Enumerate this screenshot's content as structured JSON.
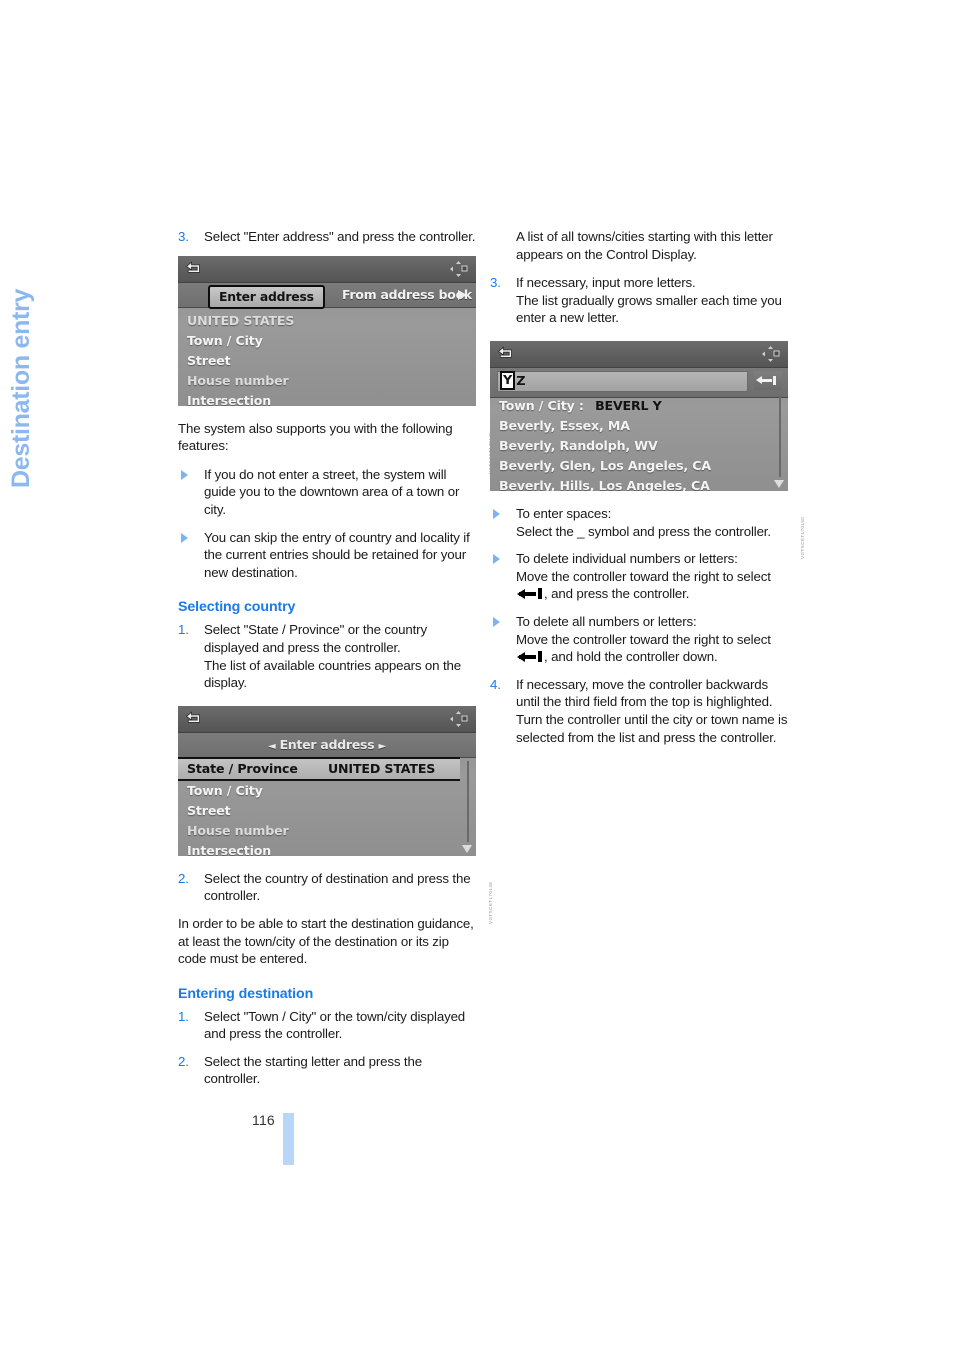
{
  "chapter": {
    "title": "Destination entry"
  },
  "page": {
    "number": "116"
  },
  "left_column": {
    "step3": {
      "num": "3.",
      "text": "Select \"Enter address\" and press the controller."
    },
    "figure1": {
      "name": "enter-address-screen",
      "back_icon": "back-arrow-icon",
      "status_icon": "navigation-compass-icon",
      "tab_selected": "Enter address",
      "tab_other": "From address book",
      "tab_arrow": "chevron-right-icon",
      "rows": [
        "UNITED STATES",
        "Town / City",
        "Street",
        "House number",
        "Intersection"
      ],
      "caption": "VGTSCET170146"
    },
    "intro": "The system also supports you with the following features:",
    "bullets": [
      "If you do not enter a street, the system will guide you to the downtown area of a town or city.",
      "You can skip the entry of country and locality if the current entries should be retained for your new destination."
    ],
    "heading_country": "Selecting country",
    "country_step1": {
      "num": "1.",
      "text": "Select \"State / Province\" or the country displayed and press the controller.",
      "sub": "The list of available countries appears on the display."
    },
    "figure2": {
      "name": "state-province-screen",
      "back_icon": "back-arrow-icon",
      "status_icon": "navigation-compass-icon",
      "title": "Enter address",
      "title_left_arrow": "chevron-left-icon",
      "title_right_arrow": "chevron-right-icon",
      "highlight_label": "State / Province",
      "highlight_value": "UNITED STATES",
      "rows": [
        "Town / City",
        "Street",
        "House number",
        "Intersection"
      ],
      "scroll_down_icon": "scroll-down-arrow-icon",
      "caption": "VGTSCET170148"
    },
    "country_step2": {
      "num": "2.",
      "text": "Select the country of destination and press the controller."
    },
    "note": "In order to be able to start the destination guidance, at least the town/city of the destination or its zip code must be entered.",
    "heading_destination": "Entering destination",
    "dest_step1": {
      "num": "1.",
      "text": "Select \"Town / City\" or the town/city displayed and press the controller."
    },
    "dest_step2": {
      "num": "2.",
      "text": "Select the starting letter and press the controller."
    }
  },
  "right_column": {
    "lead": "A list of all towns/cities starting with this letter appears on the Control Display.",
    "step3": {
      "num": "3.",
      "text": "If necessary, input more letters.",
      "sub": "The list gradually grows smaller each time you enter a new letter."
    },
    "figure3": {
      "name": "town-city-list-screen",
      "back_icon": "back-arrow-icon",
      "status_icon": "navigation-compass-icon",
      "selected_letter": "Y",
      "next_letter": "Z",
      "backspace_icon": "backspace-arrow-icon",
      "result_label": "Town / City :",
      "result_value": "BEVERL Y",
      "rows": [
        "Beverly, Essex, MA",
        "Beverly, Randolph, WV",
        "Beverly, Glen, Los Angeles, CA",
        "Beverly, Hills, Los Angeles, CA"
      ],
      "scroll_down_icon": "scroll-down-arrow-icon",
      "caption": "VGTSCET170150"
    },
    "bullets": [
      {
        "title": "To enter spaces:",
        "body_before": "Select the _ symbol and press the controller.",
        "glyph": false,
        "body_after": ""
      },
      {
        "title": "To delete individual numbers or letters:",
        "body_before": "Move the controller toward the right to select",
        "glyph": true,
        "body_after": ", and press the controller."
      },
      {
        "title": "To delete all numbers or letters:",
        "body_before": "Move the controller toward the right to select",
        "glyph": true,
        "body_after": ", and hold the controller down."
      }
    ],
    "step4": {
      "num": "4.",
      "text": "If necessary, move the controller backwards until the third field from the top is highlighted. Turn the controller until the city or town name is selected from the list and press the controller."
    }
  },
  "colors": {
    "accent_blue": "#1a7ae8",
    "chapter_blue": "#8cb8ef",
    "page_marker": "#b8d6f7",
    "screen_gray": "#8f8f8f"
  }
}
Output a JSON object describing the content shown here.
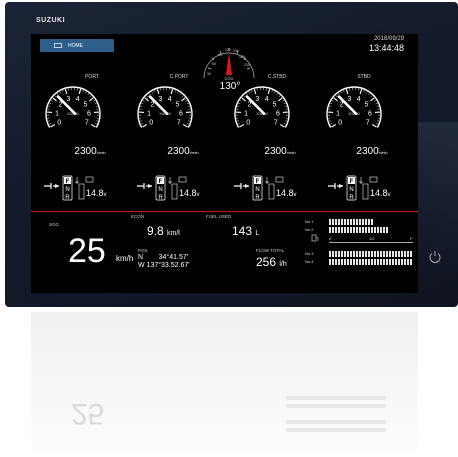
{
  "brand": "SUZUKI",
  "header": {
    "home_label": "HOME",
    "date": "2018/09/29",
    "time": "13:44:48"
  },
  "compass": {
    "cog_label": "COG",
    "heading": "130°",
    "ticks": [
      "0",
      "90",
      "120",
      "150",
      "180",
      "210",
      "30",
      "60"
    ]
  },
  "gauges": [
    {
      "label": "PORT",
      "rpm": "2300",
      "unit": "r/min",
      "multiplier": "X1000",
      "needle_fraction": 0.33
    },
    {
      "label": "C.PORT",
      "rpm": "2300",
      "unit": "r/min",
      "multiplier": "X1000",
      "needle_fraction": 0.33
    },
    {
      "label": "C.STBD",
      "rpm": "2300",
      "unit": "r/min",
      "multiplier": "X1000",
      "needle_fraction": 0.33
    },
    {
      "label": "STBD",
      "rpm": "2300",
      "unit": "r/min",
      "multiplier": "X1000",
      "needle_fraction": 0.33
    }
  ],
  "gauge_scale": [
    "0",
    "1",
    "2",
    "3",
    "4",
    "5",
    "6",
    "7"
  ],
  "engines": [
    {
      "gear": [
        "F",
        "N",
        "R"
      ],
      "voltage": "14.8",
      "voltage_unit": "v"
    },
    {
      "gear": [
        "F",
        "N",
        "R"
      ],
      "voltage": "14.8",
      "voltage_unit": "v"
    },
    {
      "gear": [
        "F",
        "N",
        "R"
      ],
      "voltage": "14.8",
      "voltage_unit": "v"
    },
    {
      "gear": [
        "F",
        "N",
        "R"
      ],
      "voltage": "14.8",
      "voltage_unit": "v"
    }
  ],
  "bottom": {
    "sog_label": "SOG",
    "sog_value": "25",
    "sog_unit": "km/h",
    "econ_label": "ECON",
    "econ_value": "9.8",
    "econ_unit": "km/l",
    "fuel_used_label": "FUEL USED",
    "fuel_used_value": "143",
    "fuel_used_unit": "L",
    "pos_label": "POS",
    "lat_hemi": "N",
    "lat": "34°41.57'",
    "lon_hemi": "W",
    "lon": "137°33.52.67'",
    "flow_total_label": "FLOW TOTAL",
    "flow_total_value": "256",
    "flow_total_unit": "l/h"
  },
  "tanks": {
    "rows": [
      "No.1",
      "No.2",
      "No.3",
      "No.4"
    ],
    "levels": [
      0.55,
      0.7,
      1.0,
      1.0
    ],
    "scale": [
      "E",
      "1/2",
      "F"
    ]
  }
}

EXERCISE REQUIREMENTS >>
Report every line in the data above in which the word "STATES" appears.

OUTPUT FOR THIS TASK >>
        "UNITED STATES",
      "highlight_value": "UNITED STATES",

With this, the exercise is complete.